Transport logistics to the market is also another problem smallholder farmers in remote areas may face. In the absence of agreed floor prices for commodities traded on the exchange, farmers will in certain cases be forced to accept uneconomical prices for their produce.
Another challenge that smallholder farmers face is to do with packaging and grading, resulting in most of their produce obtaining lower grade and thereby fetching lower prices on the market. In addition, some unscrupulous brokers may also take advantage of farmers who may be unaware of certain technical issues to do with the commodities exchange.
Applying these two compelling schools of thought to dollarised Zimbabwe presents a lot of serious challenges for Government. On one hand, recapitalisation of the country’s marketing boards such as GMB would be very expensive and what will be even more challenging for Government would be to come up with a new functional model for the parastatal that will ensure they remain viable and are not going to put undue budgetary pressure on the fiscus going forward.
Furthermore, because the country is now dollarised, Government no longer has the luxury of borrowing excessively from the domestic market, as was the case during the 1990s, therefore whatever capital is raised to recapitalise the parastatals, must be used sparingly and wisely.
However, the model does provide a guaranteed market for smallholder farmer, and therefore Government can benefit through taxing the rising disposable incomes of smallholder farmers who will be selling their produce through GMB, and also from the industries that will become more profitable from the affordable raw materials that would have been availed by the revamped GMB.
On the other hand, the establishment of a commodities exchange as the dominant means of marketing agricultural produce in the country also has its shortfalls with the major problem being increased price volatility as a result of commodity prices being determined by market forces.
Therefore in such case Government would have to intervene at a predetermined floor price to cushion smallholder farmers in times of weak prices.
Putting the marketing of crucial agricultural commodities in the hands of the private sector would also be a concern for Government as speculative activities, as is the case in all markets, may threaten the country’s food security situation which is unacceptable for any Government.
Therefore if ever the country was to consider setting up commodity exchange, the Government through the GMB would also have to be a key player in this market, so as to protect the interests of farmers as a buyer of last resort, among other roles.
A commodity exchange would ease pressure on the Government from a budgetary perspective as it would only have to intervene on very limited occasions. Furthermore it also provides a guaranteed market for farmers without Government being too directly involved in the buying and selling of agricultural commodities.
Overall based on our analysis it is clear that the Grain Marketing Board may still have a role to play in the marketing of agricultural commodities in both models that we have reviewed.

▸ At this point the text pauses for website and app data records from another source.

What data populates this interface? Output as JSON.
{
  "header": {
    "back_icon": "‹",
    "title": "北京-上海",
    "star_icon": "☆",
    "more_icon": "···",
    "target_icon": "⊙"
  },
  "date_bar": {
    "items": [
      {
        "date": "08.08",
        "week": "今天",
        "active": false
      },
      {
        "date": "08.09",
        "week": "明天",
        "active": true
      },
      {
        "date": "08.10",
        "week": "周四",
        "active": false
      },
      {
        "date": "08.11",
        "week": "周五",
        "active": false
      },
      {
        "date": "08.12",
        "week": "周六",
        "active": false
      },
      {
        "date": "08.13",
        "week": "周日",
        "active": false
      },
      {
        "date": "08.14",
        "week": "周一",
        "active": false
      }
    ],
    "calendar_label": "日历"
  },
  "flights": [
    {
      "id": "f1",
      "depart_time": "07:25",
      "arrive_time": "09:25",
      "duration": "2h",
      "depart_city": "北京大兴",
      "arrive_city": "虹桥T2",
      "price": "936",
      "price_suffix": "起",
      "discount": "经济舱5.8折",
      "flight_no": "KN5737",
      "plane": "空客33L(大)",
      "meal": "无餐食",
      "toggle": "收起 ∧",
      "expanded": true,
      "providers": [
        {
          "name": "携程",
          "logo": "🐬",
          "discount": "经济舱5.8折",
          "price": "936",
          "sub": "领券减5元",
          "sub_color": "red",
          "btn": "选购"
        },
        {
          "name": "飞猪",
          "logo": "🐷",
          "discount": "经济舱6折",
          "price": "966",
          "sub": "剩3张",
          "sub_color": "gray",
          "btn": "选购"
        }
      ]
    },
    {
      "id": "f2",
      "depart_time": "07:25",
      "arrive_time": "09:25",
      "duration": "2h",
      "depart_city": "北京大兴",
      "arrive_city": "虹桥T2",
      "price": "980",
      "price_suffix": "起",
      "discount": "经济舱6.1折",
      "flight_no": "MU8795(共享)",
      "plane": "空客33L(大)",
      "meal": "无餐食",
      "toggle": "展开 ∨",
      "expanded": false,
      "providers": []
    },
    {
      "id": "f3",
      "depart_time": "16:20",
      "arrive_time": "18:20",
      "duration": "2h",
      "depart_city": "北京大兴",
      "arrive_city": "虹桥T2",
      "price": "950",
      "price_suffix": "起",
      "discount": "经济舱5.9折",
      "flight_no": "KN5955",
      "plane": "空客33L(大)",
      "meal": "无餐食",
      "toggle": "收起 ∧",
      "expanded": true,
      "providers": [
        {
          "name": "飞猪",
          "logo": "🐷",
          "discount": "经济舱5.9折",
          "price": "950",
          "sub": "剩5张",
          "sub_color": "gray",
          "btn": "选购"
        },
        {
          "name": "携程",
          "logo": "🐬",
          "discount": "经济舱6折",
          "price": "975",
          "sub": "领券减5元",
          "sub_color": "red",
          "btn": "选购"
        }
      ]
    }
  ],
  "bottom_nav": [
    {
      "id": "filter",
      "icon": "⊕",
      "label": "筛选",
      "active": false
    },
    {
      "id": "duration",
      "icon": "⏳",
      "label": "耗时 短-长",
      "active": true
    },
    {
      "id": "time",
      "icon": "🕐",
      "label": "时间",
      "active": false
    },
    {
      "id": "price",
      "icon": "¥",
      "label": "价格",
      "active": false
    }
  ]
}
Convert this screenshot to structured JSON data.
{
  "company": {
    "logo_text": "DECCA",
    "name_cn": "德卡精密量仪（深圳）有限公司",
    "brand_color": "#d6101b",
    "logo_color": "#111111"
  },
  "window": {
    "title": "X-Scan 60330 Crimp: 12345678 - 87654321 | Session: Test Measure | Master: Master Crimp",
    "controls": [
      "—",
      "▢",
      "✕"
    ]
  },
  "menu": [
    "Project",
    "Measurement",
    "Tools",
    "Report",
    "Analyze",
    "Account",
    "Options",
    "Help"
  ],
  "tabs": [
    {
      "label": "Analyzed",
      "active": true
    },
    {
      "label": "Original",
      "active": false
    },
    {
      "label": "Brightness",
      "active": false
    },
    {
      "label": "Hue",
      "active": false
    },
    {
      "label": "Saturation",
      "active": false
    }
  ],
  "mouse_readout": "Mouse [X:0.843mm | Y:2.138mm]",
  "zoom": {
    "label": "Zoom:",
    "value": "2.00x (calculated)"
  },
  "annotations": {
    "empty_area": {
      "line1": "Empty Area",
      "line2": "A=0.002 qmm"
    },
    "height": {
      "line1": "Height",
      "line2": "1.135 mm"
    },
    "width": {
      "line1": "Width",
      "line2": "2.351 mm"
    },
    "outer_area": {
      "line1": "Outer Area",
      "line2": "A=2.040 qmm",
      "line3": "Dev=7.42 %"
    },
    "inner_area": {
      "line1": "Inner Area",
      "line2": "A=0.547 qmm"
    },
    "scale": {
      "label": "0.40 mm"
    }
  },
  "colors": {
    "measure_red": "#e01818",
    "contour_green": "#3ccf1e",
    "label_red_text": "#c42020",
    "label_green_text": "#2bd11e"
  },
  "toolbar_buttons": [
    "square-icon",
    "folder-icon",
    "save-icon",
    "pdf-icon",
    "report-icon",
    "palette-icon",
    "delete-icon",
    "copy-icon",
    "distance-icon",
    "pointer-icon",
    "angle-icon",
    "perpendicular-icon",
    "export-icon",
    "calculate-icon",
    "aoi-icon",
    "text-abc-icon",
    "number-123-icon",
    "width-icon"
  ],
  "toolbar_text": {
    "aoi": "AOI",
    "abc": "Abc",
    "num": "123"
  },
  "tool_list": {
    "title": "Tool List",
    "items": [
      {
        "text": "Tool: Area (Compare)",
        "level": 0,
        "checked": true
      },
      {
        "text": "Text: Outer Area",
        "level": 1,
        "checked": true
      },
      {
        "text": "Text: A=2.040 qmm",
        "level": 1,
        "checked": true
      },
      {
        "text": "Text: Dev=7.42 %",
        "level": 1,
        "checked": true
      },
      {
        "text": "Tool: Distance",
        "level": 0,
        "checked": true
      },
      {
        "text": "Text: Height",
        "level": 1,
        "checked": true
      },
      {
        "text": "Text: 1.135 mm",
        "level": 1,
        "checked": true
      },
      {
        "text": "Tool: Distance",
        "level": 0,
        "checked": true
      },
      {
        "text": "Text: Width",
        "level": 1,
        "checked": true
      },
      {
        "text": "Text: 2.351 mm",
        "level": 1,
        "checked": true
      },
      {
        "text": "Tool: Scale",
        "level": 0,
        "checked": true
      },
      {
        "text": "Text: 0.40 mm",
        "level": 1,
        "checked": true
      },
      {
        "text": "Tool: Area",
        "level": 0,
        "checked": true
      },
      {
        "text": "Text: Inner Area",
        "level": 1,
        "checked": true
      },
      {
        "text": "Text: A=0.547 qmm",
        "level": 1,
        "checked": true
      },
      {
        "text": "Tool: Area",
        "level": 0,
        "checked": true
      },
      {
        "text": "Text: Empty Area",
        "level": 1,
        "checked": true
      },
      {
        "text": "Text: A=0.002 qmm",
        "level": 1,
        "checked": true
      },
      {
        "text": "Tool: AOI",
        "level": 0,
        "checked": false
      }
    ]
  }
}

The decision on which model Government must adopt for the marketing of agricultural commodities will probably be a function of which of the two models gels well with ZimAsset.
In our opinion, in light of Government’s current fiscal constraints, the adoption of a commodities exchange with Government as a key player would be the best option at this juncture, as the full recapitalisation of GMB or any other marketing board would be too expensive.
However, as highlighted by Chiweza, the country still needs functional market systems to restore its productive capacity, therefore regardless of which model Government adopts, it is the functionality of the model that matters the most. – Zimnat Asset Management.